----- Entries provided
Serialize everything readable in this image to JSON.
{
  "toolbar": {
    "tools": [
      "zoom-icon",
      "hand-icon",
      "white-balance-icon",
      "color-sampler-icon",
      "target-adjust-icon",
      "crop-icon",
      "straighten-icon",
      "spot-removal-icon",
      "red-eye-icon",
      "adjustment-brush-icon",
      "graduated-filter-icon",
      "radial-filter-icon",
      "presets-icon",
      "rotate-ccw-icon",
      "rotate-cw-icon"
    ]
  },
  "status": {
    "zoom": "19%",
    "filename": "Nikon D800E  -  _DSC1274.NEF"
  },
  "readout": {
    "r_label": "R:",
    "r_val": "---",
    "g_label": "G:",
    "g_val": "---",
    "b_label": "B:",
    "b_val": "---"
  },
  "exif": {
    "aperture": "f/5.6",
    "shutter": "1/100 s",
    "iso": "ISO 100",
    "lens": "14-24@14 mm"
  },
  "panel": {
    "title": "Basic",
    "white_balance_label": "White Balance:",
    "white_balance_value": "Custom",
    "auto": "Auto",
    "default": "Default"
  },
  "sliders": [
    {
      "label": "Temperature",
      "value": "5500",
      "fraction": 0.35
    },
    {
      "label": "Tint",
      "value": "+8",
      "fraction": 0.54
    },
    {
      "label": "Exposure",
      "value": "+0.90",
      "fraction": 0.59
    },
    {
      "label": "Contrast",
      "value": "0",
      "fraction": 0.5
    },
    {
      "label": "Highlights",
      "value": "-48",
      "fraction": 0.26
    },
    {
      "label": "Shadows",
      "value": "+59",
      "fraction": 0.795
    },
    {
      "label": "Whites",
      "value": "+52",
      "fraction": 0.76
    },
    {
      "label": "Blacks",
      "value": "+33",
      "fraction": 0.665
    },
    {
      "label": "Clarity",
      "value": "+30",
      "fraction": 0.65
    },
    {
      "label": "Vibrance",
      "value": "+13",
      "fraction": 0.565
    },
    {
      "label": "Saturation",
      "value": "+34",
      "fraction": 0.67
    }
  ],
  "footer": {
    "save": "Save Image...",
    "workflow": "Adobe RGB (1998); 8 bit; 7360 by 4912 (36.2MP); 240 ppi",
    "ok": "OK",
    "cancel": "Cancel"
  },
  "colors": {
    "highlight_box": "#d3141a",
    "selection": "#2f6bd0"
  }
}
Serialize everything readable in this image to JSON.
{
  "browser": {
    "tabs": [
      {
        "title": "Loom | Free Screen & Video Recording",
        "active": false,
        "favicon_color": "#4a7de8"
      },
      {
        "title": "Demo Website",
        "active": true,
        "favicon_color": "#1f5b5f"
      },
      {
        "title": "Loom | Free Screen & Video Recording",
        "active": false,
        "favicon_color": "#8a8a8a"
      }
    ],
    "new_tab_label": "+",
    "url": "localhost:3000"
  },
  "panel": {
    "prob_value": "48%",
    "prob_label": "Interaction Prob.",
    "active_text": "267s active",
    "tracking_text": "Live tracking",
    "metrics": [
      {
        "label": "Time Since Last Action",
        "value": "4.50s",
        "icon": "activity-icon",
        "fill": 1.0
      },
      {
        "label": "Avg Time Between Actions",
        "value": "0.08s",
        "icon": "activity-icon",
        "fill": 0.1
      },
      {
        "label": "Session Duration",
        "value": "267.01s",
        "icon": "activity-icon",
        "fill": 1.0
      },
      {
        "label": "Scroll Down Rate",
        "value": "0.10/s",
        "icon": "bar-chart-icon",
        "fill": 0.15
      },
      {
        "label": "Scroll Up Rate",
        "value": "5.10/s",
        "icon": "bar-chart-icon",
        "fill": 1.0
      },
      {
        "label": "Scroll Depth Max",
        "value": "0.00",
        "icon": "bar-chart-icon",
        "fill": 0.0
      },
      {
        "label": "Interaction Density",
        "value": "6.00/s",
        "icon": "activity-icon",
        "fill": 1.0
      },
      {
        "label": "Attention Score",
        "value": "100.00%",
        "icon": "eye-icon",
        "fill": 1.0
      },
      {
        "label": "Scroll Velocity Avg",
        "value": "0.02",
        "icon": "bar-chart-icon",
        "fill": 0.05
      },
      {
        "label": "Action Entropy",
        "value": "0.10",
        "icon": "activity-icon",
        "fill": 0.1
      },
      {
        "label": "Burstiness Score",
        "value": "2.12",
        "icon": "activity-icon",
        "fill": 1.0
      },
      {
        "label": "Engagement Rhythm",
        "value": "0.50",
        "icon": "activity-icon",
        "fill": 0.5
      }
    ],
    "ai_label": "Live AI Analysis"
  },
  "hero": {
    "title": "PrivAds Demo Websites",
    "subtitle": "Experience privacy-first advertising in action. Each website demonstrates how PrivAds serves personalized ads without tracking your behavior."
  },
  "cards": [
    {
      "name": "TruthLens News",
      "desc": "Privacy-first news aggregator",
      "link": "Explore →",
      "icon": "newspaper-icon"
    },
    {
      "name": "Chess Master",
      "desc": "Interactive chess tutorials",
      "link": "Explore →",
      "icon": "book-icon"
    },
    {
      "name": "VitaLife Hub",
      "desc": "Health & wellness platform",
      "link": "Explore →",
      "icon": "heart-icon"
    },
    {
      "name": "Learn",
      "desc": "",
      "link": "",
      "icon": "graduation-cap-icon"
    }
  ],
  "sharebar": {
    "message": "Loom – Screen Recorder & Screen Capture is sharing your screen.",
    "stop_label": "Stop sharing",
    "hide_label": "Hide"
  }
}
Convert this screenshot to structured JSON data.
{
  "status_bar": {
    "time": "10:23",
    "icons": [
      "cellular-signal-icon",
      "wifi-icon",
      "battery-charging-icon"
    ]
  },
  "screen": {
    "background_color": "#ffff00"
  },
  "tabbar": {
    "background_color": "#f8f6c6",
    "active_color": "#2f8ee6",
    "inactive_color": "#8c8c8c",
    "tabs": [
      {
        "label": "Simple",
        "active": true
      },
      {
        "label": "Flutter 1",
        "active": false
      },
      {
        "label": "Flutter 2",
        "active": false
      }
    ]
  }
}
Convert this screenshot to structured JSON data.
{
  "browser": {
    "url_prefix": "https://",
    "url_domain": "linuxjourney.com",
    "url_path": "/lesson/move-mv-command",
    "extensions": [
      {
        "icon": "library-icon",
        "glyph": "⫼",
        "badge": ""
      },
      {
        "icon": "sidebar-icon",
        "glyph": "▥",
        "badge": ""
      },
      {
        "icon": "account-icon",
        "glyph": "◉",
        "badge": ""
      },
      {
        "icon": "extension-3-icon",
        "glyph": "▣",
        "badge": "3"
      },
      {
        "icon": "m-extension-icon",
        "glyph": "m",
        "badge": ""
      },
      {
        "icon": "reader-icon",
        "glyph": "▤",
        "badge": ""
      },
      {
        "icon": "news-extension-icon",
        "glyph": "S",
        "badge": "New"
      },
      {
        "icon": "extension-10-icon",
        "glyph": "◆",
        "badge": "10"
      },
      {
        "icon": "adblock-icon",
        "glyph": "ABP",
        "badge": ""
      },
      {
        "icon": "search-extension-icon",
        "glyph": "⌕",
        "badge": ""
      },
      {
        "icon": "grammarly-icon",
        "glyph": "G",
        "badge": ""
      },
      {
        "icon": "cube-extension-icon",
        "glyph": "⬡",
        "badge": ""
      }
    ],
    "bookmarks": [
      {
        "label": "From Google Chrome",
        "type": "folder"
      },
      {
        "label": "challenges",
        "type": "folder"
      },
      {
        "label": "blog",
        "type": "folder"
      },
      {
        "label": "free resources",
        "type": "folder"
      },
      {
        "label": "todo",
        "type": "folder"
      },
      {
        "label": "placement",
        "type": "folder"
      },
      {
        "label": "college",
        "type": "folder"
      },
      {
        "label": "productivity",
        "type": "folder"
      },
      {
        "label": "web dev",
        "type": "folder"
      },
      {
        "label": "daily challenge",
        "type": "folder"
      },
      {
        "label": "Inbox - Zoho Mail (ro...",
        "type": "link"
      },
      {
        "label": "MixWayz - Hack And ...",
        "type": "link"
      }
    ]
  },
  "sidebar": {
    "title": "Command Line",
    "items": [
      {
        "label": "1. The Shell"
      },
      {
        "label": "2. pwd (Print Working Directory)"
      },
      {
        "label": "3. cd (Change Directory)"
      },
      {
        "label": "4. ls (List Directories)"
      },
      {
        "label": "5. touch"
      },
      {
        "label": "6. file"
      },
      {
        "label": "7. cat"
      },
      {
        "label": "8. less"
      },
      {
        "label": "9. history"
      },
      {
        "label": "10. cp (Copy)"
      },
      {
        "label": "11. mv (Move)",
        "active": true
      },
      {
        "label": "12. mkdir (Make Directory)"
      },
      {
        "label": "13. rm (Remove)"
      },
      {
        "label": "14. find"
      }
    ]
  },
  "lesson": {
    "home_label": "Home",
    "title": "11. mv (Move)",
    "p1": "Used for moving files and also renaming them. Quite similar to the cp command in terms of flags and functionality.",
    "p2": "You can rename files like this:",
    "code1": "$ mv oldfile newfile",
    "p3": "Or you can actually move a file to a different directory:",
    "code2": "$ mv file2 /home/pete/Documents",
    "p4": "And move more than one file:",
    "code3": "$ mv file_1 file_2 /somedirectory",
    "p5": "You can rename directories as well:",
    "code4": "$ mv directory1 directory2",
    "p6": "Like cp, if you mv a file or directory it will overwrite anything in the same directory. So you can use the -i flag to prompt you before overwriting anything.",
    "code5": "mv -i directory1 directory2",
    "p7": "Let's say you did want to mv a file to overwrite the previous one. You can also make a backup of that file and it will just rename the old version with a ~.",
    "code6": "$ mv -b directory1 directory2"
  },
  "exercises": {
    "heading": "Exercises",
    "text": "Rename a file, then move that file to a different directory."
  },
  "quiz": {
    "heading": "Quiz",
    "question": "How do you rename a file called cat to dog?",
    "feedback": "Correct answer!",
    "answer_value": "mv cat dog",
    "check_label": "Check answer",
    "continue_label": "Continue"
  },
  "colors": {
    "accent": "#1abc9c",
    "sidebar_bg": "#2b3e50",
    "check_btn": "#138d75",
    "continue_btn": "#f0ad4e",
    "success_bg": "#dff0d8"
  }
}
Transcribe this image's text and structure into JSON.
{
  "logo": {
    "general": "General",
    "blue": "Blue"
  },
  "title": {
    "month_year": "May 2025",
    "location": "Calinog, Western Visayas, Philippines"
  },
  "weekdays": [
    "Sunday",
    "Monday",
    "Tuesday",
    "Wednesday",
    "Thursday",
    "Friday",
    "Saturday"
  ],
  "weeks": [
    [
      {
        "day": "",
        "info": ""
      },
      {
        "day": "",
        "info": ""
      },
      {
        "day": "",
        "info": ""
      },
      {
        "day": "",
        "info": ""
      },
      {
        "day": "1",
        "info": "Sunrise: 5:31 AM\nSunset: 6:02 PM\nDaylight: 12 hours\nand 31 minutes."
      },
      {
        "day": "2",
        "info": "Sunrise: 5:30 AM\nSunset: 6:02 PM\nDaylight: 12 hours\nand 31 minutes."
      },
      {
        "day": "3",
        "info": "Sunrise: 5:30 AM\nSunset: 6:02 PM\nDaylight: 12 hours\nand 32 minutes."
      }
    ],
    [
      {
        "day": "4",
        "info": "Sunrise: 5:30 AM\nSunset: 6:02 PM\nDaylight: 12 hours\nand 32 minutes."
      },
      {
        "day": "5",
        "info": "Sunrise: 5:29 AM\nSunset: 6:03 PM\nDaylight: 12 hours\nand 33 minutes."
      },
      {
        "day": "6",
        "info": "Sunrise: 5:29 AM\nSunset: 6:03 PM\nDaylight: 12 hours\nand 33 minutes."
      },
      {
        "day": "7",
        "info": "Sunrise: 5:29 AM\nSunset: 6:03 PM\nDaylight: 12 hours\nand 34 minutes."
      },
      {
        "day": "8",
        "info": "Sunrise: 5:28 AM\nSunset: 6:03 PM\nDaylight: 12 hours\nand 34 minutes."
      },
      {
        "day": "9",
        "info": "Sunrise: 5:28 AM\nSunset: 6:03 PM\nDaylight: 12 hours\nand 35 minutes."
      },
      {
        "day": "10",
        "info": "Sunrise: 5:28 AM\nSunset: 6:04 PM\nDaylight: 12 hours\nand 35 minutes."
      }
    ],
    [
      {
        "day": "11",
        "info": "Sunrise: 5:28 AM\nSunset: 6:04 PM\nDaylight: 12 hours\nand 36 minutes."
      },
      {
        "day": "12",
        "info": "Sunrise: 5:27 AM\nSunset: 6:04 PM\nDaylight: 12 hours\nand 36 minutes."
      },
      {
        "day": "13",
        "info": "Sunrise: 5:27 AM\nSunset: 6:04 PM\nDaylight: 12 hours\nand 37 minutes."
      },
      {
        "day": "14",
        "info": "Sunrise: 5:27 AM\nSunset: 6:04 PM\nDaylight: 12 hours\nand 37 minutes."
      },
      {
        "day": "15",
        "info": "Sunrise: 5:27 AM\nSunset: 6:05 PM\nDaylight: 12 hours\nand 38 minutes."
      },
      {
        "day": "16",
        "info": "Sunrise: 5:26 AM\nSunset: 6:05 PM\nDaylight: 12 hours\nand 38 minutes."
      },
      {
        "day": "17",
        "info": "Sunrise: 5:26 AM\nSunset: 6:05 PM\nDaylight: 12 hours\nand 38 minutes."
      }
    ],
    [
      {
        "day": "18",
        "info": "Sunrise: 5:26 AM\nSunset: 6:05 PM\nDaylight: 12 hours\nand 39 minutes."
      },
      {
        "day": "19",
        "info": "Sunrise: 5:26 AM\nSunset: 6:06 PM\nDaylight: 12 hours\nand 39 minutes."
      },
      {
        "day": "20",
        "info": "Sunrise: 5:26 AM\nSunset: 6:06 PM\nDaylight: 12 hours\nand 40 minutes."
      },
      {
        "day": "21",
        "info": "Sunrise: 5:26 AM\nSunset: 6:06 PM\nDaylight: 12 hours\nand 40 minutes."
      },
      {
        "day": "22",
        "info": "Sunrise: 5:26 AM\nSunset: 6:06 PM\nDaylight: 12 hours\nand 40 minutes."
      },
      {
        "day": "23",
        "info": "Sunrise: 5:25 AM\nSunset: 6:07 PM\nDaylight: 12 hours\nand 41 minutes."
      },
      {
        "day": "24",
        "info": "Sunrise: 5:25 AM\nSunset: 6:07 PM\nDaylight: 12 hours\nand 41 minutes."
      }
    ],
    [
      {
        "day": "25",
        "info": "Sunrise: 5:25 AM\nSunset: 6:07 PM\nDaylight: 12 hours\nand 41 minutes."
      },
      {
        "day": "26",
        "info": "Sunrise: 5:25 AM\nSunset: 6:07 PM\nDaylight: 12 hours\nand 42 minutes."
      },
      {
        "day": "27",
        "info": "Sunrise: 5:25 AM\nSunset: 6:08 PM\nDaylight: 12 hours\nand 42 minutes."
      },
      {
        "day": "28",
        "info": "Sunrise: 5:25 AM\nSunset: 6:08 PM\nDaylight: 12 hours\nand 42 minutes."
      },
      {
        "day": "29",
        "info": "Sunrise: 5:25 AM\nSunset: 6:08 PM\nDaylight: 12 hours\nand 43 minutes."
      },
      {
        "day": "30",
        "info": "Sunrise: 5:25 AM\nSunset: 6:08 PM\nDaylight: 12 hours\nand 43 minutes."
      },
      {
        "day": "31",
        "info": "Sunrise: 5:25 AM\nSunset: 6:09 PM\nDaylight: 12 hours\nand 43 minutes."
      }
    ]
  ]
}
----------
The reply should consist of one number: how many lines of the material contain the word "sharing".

2